On 4 May 2023, the European Banking Authority (EBA) published its annual report on convergence of supervisory practices in 2022.

In accordance with Article 107 of the Capital Requirements Directive IV, the EBA reports annually to the European Parliament and Council on the degree of convergence of supervisory practices. The report describes the effects of the different tools the EBA is using to ensure convergence in supervisory practices.

The report makes a number of findings including:

  • The EBA’s European Supervisory Examination Programme (ESEP) introduced 5 key topics for supervisory attention throughout the EU, namely the impact of the COVID-19 pandemic on asset quality, ICT, digital transformation, as well as ESG and money laundering/terrorist financing (ML/TF) risks. Overall, the 5 topics were adequately incorporated into Member State competent authorities (NCA) supervisory priorities, supervisory assessments and colleges’ work.
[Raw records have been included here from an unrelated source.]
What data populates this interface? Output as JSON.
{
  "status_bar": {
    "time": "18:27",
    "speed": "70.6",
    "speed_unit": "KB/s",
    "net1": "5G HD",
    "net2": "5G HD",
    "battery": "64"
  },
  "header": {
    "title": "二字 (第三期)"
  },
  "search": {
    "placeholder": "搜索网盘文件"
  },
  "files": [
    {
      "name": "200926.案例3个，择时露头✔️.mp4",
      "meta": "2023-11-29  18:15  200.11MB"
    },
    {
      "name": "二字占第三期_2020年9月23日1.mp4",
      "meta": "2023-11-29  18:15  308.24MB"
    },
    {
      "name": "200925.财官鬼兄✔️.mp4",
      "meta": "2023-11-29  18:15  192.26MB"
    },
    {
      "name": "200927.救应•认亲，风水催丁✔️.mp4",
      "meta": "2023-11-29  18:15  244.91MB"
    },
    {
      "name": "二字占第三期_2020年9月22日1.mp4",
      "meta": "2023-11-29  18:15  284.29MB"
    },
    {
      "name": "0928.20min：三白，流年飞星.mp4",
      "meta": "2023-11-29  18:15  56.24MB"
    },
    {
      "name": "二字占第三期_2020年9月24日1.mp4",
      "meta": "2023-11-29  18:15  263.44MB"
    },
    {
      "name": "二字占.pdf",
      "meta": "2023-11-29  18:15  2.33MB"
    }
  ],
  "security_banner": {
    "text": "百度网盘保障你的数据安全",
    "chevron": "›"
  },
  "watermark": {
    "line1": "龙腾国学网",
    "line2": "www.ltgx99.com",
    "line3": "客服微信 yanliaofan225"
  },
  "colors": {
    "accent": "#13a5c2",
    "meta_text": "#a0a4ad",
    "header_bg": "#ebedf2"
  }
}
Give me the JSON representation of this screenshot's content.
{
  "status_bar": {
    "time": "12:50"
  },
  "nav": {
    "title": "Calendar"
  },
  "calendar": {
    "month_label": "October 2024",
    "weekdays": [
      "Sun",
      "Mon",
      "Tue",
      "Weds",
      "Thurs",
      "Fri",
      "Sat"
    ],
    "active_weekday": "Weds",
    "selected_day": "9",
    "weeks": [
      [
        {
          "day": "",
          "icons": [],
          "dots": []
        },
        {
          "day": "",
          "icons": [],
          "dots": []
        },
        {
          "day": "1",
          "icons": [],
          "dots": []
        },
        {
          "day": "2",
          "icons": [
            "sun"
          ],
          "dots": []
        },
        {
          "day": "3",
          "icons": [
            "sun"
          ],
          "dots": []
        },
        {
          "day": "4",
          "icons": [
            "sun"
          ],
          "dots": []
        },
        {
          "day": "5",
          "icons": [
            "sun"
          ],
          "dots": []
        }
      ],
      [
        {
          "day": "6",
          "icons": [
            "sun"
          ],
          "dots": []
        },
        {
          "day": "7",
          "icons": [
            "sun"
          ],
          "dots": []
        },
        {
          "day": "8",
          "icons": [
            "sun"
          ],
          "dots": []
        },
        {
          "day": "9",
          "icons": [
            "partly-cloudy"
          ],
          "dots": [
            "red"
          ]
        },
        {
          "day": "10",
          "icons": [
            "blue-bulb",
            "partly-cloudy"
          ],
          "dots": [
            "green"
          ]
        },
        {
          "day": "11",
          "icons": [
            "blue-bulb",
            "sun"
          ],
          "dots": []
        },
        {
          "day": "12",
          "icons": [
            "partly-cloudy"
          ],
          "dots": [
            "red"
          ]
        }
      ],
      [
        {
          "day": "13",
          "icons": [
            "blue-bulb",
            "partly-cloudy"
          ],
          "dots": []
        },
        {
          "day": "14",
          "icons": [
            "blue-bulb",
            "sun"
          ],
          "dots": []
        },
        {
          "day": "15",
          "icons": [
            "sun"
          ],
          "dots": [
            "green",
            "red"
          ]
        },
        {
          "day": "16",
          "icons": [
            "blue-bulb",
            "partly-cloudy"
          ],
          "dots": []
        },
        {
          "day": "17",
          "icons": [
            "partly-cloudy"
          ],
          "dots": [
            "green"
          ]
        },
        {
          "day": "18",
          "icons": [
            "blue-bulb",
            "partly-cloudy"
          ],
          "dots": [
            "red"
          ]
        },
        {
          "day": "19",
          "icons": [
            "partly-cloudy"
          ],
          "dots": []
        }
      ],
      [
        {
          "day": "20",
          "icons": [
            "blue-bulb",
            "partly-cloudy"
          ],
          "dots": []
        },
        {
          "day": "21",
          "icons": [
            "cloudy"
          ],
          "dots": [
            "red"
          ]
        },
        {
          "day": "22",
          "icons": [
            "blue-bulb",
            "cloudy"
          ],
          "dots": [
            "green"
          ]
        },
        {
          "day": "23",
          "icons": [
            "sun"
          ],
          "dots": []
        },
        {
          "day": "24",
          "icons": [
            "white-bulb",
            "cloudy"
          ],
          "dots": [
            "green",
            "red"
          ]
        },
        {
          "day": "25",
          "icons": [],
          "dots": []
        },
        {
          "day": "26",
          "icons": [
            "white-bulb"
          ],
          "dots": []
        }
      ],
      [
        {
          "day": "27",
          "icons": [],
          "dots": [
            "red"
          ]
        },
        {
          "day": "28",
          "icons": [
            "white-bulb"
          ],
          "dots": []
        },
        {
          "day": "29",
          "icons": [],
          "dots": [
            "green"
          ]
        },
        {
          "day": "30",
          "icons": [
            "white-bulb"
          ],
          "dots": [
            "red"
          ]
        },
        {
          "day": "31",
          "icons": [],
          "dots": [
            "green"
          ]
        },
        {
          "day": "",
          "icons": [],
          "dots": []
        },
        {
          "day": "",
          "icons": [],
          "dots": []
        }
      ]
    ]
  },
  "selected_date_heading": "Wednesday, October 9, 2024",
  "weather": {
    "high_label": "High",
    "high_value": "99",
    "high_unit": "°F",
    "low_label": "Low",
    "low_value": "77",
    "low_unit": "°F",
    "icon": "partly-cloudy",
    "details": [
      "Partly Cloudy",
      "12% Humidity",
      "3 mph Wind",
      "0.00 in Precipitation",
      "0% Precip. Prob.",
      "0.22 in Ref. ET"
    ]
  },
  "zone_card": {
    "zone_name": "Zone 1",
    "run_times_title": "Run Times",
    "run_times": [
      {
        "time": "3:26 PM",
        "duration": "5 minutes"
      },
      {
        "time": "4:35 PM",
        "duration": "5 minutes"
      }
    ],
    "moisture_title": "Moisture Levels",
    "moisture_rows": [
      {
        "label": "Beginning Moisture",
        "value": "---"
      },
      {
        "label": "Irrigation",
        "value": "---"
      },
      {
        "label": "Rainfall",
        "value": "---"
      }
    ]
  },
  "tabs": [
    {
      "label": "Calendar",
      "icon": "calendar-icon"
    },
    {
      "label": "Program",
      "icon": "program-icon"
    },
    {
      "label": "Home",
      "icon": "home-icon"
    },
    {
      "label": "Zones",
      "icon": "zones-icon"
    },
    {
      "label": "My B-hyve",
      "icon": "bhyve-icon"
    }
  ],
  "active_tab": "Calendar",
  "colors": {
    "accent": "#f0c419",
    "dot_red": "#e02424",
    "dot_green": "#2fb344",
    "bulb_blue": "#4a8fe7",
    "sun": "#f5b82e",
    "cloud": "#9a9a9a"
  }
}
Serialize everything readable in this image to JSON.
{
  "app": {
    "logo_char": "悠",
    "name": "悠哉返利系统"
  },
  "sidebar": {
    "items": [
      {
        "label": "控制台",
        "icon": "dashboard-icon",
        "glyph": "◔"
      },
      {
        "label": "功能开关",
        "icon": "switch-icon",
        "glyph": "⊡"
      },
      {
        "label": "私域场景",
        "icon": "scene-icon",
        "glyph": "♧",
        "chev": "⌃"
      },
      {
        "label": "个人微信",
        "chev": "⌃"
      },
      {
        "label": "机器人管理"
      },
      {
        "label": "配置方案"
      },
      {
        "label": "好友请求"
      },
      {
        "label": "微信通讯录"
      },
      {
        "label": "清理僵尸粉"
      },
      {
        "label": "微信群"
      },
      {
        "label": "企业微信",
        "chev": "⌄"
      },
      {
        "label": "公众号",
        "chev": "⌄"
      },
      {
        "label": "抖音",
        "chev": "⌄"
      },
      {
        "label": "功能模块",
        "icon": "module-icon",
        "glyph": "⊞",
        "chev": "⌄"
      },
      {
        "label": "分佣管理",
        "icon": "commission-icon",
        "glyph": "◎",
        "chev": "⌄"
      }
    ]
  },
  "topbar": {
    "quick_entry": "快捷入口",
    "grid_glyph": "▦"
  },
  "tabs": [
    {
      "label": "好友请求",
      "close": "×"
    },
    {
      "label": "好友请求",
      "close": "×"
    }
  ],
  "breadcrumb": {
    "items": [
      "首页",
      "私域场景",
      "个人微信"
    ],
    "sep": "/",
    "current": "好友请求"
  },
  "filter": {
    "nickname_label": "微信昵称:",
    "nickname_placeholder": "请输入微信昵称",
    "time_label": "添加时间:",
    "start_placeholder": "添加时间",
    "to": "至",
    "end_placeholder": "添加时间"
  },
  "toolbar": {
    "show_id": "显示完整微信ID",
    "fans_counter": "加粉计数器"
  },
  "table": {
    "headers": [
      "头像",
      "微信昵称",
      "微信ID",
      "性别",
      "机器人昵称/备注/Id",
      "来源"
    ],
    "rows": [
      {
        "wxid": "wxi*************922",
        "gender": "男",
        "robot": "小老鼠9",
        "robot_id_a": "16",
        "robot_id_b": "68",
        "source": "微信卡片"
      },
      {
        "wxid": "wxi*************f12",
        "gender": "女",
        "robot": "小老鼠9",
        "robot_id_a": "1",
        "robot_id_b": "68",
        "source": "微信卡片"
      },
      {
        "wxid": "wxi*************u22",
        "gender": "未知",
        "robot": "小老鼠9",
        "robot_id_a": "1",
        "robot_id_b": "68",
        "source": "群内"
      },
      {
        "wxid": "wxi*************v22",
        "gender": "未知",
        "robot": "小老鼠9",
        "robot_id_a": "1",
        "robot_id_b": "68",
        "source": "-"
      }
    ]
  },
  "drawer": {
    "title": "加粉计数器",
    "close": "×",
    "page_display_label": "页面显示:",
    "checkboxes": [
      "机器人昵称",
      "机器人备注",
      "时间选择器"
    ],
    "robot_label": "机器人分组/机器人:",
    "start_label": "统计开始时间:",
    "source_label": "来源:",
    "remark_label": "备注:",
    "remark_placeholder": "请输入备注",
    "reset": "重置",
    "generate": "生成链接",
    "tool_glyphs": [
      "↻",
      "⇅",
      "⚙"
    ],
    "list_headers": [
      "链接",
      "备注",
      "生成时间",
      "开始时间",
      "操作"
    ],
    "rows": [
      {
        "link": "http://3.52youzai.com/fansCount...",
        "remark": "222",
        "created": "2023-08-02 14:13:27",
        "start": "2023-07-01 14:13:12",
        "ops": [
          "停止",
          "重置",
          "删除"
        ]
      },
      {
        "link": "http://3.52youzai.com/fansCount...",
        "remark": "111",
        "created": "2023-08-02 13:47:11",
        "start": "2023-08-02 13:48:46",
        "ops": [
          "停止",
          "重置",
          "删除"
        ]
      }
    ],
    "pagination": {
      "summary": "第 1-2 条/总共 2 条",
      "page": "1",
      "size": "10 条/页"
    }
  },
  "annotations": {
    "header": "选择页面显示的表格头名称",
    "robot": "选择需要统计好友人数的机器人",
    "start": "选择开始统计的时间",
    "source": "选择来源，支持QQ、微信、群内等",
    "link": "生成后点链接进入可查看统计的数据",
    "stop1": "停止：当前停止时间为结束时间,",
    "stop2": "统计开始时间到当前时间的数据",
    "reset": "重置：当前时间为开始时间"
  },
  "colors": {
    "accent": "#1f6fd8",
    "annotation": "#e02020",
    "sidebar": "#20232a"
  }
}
However, NCAs are still in the process of building up their capacity to review the risks associated with digital transformation and ESG, and supervisory attention on these topics was not always homogenous.
  • ICT security and outsourcing risks are followed closely by NCAs and supervisory colleges, and weaknesses identified the need for close supervisory attention as they are still considered as high. Overall, NCAs were not yet engaged in a comprehensive review of digital transformation strategies and their implementation by institutions.
  • Environmental and climate risks are increasingly part of supervisory activities, but the depth of supervisory assessments depends of how institutions have integrated ESG risk in their business strategies, risk appetite and loan origination practices and their risk, governance and reporting framework.
  • The interactions and the organisation of the supervisory colleges were overall of a high quality, although improvements in some procedural aspects of joint decisions will still be sought. The EBA also found that cooperation and timely information exchange in supervisory colleges should improve when crisis events materialise.